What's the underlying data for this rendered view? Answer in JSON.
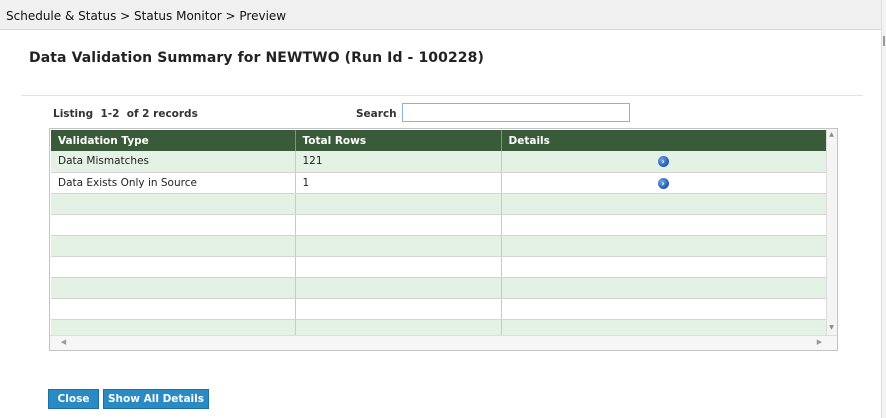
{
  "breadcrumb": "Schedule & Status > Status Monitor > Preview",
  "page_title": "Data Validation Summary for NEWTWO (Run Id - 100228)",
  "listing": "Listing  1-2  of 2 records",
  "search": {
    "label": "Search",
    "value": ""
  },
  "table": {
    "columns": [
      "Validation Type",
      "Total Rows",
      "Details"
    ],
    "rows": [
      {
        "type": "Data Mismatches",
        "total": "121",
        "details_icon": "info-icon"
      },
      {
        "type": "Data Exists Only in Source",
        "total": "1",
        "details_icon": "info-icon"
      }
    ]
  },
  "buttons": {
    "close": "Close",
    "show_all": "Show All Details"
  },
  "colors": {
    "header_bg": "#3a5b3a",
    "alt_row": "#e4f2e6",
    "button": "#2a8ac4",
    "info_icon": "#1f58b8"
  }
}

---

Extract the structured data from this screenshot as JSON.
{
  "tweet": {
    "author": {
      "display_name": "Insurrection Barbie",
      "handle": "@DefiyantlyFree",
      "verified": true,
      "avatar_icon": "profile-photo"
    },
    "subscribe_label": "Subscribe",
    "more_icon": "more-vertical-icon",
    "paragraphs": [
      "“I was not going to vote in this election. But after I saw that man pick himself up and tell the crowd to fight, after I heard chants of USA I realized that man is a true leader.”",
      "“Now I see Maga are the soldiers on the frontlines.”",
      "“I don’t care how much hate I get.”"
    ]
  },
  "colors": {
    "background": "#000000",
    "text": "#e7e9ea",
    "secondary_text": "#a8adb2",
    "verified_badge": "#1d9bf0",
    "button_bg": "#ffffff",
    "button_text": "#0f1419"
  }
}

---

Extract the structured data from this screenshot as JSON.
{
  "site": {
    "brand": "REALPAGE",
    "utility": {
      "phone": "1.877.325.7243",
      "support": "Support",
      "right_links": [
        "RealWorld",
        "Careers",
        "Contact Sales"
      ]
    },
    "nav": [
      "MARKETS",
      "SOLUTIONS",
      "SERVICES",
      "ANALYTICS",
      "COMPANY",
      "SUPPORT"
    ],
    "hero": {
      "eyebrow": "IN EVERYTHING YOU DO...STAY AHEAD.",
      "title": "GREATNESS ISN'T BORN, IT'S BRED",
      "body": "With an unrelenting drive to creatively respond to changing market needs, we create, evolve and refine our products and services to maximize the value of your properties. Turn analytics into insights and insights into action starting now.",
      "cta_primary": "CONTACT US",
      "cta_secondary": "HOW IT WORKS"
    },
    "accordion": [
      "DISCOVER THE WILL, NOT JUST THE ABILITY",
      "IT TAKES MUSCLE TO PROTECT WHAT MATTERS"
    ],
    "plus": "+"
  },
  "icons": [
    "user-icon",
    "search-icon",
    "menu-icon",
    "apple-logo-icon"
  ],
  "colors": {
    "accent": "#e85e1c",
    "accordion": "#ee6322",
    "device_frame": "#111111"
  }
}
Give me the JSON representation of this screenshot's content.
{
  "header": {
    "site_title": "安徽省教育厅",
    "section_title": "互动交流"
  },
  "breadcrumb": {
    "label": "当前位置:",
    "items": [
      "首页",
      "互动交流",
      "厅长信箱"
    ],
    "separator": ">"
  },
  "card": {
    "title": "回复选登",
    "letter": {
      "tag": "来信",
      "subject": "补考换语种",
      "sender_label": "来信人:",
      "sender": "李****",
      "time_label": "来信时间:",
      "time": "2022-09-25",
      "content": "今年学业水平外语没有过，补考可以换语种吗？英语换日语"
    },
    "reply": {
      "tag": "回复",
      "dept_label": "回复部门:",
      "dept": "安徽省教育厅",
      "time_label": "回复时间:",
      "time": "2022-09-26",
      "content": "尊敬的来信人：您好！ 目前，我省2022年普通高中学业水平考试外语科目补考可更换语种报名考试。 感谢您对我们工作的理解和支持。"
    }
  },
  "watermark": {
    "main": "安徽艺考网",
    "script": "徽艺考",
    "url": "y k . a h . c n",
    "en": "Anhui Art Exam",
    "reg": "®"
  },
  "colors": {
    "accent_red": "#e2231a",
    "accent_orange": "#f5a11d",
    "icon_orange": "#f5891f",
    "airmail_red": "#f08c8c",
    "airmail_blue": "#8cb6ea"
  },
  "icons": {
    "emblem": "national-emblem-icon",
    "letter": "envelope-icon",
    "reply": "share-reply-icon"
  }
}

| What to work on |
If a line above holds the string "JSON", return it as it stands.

| Final answer |
What's the underlying data for this rendered view? Answer in JSON.
Extract the structured data from this screenshot as JSON.
Extract the structured data from this screenshot as JSON.
Give me the JSON representation of this screenshot's content.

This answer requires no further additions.